“My roommates and I looked at each other and screamed, “BEANS!” in unison, like we hadn’t eaten in weeks.We were holding hands, jumping up and down and celebrating, while the guy at the register tried to understand how we functioned on a normal basis.”—Grace Helbig
- 4 C dried beans
- 9 C water
- 8 C water keep more at the ready to keep water above the beans
- 1 tsp Italian seasoning optional
- Sort through the dried beans: this means removing any pieces of dirt or broken bean bits from the beans you will cook. Rinse thoroughly and place beans in a large bowl.
- Add 9 cups water and soak overnight (4 to 8 hours). INSTANT POT: you can choose to skip this step if desired.
- Drain and rinse beans.
- Place 8 C water in a large stock pot and add Italian seasoning. Bring water to a boil and add the beans. Lower heat and cook on a low boil, stirring occasionally, about 90 minutes. (Beans should be firm enough to hold shape but soft enough to easily mash.)
- INSTANT POT: follow manufacturer's instructions for type of bean, based on whether you soaked them or not.
- To reserve bean stock, strain into bowl. (Transfer to ice cube trays for easy storage.)
- Place beans in strainer and rinse well.
- Don’t add salt while you cook the beans. It may (or may not) make them tough. It’s okay to infuse the cooking water with other spices and seasonings, such as basil, garlic, or a pepper variety.
- Depending upon bean variety, you may get yields as high as 11 cups. You will want to limit the amount of beans if you use an Instant Pot.

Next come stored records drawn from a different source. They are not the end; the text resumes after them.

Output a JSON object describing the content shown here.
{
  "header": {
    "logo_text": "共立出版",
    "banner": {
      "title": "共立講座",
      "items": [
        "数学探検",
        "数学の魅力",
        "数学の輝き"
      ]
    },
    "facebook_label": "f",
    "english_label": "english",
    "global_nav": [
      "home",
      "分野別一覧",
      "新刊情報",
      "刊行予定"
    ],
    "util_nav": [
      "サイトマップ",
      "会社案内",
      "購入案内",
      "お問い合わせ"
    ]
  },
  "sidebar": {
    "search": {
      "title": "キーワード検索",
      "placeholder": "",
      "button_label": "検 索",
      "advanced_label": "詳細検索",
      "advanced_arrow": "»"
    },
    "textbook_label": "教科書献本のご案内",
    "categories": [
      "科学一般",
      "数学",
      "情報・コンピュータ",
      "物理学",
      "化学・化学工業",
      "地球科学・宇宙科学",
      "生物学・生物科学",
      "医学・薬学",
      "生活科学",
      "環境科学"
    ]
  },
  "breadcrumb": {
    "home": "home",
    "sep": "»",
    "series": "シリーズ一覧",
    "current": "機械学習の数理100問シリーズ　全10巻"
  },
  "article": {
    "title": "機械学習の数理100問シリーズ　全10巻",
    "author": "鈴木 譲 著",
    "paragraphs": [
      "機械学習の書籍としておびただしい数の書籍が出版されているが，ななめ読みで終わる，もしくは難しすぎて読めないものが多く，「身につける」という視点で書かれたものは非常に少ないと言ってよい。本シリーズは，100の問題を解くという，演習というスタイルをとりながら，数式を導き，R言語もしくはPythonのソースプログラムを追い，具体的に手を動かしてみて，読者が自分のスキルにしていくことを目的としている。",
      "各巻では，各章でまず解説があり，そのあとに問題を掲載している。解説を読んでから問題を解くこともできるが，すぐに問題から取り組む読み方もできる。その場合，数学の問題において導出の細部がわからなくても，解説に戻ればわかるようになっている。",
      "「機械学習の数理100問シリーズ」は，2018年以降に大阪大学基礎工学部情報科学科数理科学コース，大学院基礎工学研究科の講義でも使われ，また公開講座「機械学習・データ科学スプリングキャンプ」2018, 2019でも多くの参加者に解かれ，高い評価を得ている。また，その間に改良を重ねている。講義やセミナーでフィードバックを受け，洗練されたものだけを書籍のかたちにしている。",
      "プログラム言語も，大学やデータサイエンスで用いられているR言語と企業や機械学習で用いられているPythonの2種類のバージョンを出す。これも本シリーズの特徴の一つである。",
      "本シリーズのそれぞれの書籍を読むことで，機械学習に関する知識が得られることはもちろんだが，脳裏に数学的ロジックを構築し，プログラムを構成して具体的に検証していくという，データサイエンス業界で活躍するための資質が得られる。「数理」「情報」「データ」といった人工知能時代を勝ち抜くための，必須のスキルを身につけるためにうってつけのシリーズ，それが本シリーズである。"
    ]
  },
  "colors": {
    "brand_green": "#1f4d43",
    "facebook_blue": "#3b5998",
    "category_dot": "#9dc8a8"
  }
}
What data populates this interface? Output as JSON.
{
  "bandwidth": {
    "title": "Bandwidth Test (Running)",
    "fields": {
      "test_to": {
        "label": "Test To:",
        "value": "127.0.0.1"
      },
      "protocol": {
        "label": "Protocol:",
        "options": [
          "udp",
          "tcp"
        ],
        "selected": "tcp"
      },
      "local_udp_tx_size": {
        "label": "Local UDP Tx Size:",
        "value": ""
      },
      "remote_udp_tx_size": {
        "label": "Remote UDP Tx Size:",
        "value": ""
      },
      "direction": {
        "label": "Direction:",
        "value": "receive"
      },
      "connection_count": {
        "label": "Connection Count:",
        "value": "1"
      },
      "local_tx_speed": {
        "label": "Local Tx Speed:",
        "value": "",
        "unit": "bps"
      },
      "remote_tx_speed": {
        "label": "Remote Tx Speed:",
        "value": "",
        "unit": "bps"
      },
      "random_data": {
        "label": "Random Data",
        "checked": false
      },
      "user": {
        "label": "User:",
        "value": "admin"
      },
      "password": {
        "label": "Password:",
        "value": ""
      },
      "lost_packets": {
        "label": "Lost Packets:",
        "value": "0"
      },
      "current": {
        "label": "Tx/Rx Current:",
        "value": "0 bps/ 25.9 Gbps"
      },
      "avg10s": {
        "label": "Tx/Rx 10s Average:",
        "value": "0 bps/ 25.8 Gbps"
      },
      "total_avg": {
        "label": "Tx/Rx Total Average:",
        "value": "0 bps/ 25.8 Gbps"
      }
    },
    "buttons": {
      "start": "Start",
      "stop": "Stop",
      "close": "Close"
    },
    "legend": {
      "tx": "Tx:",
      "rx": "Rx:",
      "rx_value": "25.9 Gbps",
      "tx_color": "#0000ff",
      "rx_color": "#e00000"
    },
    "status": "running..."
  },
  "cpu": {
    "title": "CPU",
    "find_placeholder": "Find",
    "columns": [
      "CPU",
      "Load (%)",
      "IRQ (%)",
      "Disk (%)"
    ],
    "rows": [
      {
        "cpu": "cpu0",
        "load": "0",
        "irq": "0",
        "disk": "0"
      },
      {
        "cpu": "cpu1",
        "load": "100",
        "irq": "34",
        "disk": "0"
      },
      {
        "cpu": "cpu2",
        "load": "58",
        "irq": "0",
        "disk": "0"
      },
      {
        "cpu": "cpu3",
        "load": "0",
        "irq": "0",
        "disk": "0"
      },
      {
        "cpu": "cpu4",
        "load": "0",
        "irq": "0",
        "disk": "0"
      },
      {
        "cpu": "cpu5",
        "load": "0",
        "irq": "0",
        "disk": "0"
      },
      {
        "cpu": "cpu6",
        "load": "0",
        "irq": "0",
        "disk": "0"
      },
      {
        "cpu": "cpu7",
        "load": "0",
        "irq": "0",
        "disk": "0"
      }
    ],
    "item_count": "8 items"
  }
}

- I have used this cooking method successfully with black beans, pinto beans and Great Northern beans.
- I check my beans every 20 to 30 minutes and remove them when done. Follow the directions provided by the brand for each bean variety to be safe.
- If freezing, place in freezer safe containers and store. If you choose to store beans in freezer bags, be sure to push out as much air as possible.
- To store bean stock, pour into ice cube trays and let freeze. When frozen, store ice cubes in freezer container or bag. Label contents and date. Keeps about 3 months.
- Retain black bean juice for black beans and rice; retain chickpea juice(aquafaba) as an egg substitute or for a vegan whipped cream.